- _What is being asked_
Search the material below for the string "JSON" and copy each line where it appears.
*** Opening Data ***
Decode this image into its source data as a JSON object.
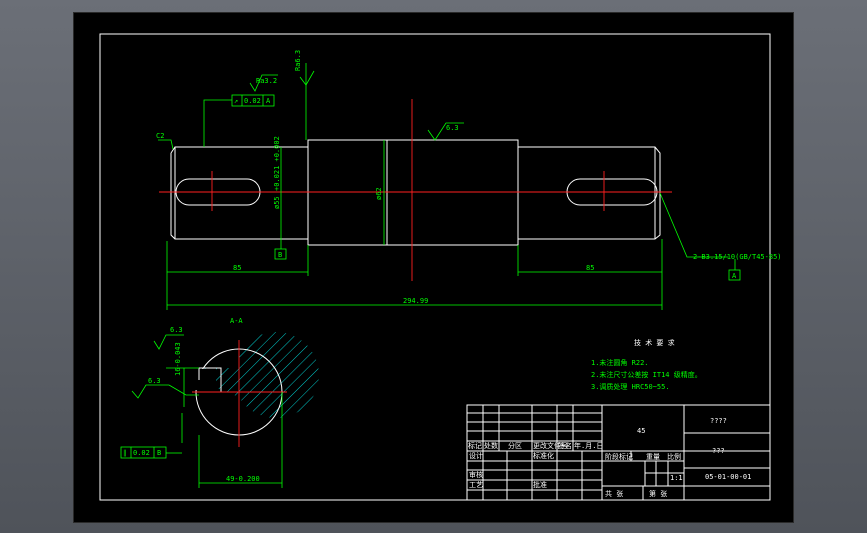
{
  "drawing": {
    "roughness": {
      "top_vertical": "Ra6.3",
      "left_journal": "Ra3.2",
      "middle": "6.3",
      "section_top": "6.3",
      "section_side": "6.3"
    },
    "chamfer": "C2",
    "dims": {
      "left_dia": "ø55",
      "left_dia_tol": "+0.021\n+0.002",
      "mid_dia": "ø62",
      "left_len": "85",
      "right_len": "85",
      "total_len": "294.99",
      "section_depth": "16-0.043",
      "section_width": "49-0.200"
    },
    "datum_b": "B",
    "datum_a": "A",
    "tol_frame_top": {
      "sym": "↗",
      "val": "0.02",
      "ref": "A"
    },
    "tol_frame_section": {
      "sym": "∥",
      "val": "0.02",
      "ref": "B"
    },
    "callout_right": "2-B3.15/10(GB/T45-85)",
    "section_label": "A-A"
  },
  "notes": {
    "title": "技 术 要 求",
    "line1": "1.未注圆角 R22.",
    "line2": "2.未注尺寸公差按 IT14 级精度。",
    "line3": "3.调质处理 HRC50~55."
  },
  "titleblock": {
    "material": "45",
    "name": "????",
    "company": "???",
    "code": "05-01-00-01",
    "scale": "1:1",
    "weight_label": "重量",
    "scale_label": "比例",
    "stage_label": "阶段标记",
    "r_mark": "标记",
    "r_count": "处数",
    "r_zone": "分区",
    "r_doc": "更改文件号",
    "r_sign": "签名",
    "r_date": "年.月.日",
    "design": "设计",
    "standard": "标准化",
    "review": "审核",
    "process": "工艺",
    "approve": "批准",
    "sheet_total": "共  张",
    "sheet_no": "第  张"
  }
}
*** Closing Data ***
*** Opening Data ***
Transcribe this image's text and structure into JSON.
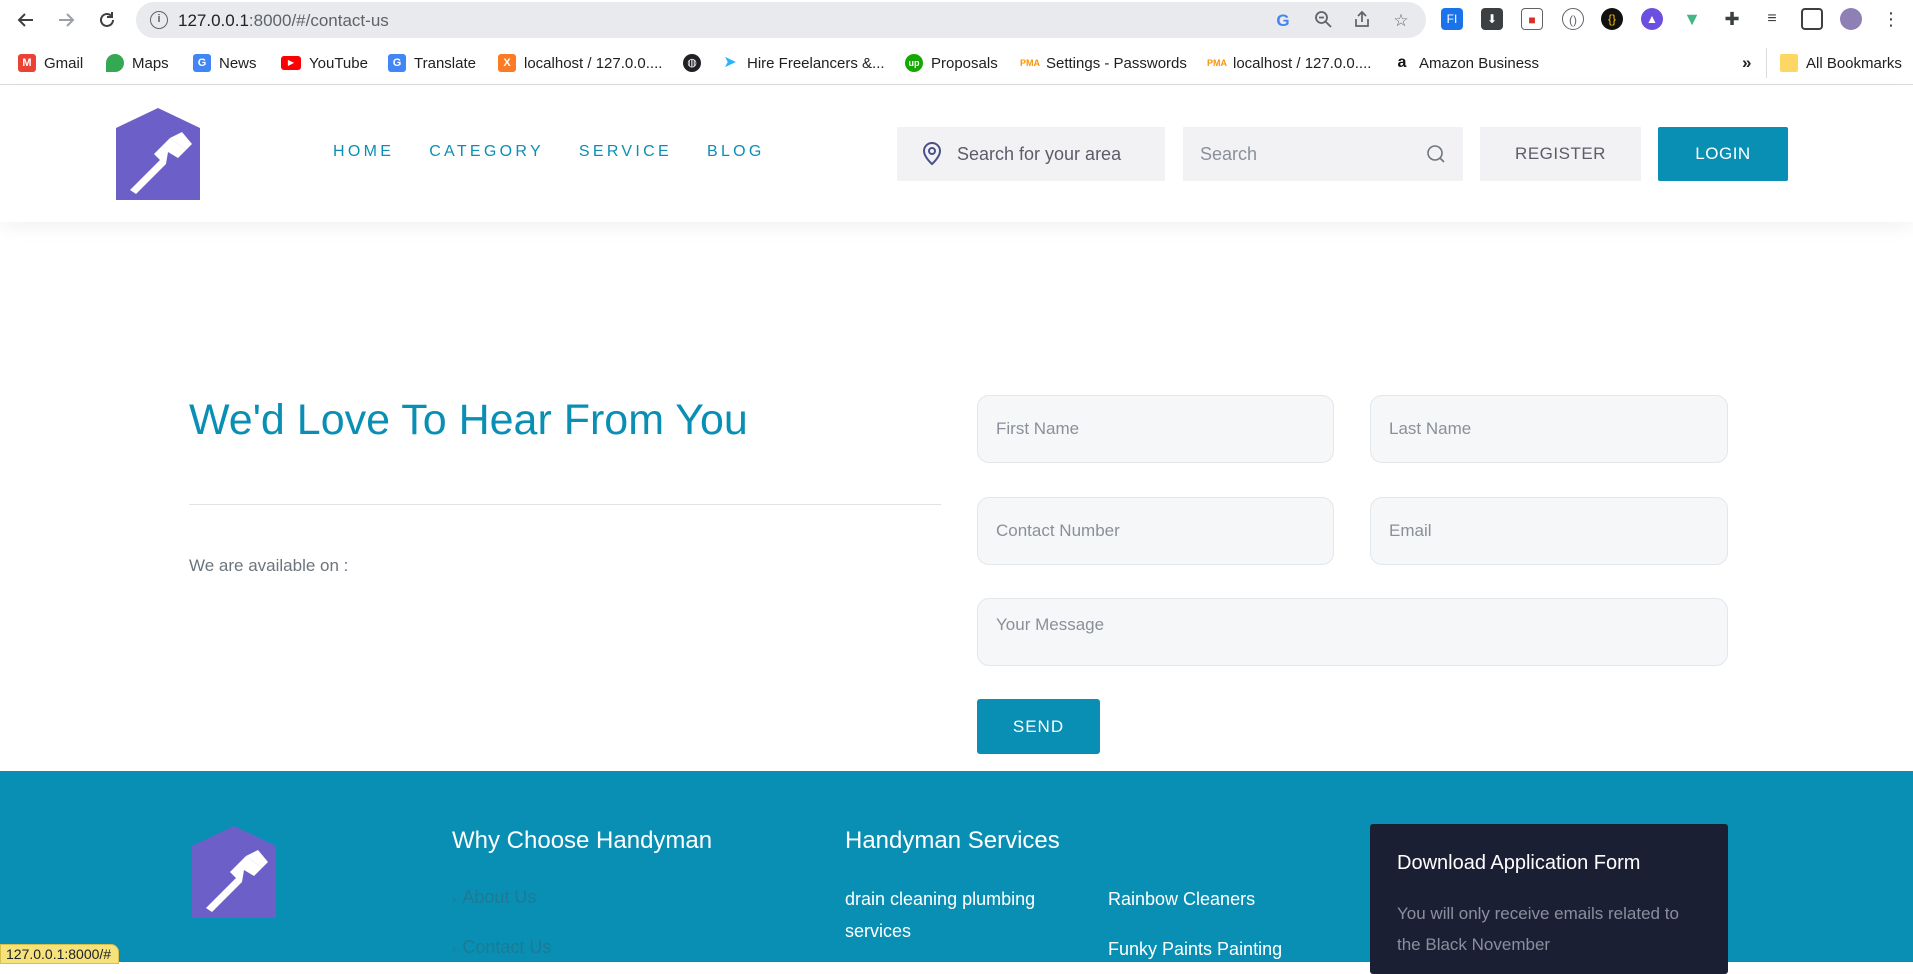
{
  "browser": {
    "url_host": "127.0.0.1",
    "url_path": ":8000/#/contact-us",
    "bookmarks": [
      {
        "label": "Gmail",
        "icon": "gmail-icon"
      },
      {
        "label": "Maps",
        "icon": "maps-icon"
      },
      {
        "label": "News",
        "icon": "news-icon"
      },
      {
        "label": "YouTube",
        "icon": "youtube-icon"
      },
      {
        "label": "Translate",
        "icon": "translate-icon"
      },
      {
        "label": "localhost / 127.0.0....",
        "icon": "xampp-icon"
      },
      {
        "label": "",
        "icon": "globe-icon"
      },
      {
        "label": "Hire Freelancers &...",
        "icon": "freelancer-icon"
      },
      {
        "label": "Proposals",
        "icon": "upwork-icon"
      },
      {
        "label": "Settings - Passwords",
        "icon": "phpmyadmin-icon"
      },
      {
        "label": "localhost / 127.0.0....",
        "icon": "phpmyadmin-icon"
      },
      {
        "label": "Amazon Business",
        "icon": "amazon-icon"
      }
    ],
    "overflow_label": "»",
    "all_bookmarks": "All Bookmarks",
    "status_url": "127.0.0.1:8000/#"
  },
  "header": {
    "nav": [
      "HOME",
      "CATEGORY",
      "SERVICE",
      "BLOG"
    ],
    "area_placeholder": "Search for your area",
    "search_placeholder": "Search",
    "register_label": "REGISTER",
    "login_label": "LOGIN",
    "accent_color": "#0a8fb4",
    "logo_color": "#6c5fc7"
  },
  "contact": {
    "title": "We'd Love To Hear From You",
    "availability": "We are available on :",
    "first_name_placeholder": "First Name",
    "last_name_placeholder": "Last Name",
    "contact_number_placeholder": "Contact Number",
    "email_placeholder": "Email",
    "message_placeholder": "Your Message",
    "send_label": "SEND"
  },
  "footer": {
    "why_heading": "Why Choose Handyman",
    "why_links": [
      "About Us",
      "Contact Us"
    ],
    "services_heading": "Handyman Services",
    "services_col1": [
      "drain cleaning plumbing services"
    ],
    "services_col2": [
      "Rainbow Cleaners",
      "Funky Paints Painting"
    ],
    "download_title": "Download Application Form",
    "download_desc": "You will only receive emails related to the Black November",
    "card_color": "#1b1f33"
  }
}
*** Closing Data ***
- _Exercise output_
Decode this image into its source data as a JSON object.
Transcribe this image's text and structure into JSON.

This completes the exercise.